## The task
Lines that contain the string "Coelho" are the ones to list; copy all of them from the records.

(Page and application data records)

+++

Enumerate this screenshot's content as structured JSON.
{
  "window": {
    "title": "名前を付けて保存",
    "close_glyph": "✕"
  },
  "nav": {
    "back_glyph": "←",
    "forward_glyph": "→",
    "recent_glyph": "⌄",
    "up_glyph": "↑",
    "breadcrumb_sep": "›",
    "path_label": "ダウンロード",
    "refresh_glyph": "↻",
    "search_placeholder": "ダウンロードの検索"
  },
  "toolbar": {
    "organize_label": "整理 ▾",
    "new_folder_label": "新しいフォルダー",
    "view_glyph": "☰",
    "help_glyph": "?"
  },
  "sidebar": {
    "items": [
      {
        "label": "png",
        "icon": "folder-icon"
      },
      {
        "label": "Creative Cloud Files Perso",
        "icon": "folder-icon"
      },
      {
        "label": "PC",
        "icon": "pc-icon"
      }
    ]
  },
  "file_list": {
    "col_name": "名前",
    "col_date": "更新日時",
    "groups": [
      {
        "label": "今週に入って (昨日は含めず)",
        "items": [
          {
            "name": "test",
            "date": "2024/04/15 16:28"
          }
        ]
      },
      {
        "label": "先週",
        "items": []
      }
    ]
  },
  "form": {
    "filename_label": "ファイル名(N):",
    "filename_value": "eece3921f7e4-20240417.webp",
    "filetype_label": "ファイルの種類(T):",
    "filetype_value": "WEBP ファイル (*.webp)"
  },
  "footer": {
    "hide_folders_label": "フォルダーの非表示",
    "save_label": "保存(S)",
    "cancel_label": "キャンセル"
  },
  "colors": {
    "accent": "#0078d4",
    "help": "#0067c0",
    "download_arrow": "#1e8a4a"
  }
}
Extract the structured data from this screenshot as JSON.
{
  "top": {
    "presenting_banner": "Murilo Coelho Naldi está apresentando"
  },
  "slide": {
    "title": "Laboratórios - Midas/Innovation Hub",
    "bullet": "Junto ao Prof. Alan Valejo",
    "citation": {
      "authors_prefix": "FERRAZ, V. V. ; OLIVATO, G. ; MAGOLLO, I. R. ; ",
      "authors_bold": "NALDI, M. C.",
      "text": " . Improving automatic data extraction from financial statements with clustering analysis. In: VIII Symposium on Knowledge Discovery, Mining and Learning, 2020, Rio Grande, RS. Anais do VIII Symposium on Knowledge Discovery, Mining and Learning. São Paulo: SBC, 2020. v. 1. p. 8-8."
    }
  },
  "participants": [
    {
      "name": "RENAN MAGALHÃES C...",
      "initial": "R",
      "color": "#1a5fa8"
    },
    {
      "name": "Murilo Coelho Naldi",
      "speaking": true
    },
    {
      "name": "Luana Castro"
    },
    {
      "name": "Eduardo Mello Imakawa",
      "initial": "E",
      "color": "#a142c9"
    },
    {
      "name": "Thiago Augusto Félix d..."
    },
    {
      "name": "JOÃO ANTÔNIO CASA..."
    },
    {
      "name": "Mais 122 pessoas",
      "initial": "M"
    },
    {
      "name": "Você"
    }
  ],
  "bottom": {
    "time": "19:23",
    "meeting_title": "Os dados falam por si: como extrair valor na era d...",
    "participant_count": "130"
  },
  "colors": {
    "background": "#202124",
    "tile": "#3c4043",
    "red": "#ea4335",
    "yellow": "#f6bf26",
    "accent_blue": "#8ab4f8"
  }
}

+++

## Solution to this exercise
    "presenting_banner": "Murilo Coelho Naldi está apresentando"
      "name": "Murilo Coelho Naldi",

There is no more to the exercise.